Go through the data and copy each line that holds "JSON".

BEGIN

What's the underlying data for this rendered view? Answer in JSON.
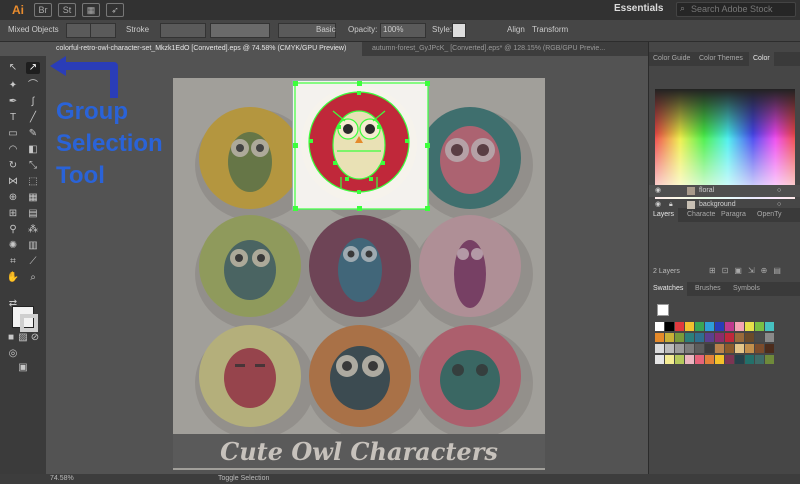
{
  "app": {
    "logo": "Ai",
    "top_icons": [
      "Br",
      "St"
    ],
    "workspace": "Essentials",
    "search_placeholder": "Search Adobe Stock"
  },
  "controlbar": {
    "object_type": "Mixed Objects",
    "stroke_label": "Stroke",
    "brush_label": "Basic",
    "opacity_label": "Opacity:",
    "opacity_value": "100%",
    "style_label": "Style:",
    "align_label": "Align",
    "transform_label": "Transform"
  },
  "tabs": [
    {
      "label": "colorful-retro-owl-character-set_Mkzk1EdO [Converted].eps @ 74.58% (CMYK/GPU Preview)",
      "active": true
    },
    {
      "label": "autumn-forest_GyJPcK_ [Converted].eps* @ 128.15% (RGB/GPU Previe...",
      "active": false
    }
  ],
  "callout": {
    "line1": "Group",
    "line2": "Selection",
    "line3": "Tool"
  },
  "artboard": {
    "banner_title": "Cute Owl Characters"
  },
  "panels": {
    "color_tabs": [
      "Color Guide",
      "Color Themes",
      "Color"
    ],
    "layers_tabs": [
      "Layers",
      "Characte",
      "Paragra",
      "OpenTy"
    ],
    "layers": [
      {
        "name": "floral",
        "selected": true
      },
      {
        "name": "background",
        "selected": false
      }
    ],
    "layers_count": "2 Layers",
    "swatches_tabs": [
      "Swatches",
      "Brushes",
      "Symbols"
    ]
  },
  "status": {
    "zoom": "74.58%",
    "mode": "Toggle Selection"
  },
  "colors": {
    "accent_arrow": "#2a3db8",
    "callout_text": "#2a63d8",
    "selection_green": "#3cff3c",
    "owl_red": "#c0283a"
  }
}
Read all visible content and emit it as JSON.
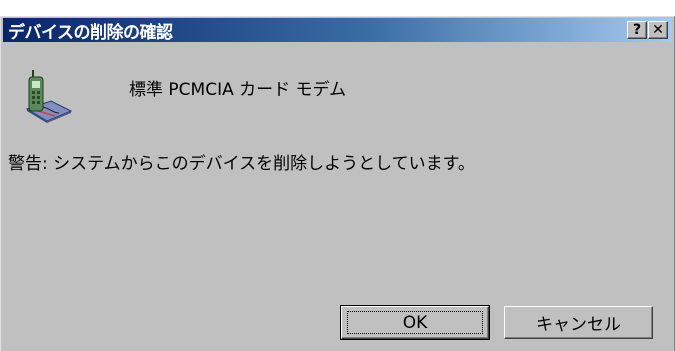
{
  "dialog": {
    "title": "デバイスの削除の確認",
    "help_button": "?",
    "close_button": "✕",
    "device_name": "標準 PCMCIA カード モデム",
    "warning": "警告: システムからこのデバイスを削除しようとしています。",
    "ok_label": "OK",
    "cancel_label": "キャンセル"
  },
  "colors": {
    "title_start": "#0a246a",
    "title_end": "#a6caf0",
    "face": "#c0c0c0"
  },
  "icons": {
    "device": "pcmcia-modem-icon"
  }
}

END

→ Answer below:
What's the underlying data for this rendered view? Answer in JSON.
Read all visible content and emit it as JSON.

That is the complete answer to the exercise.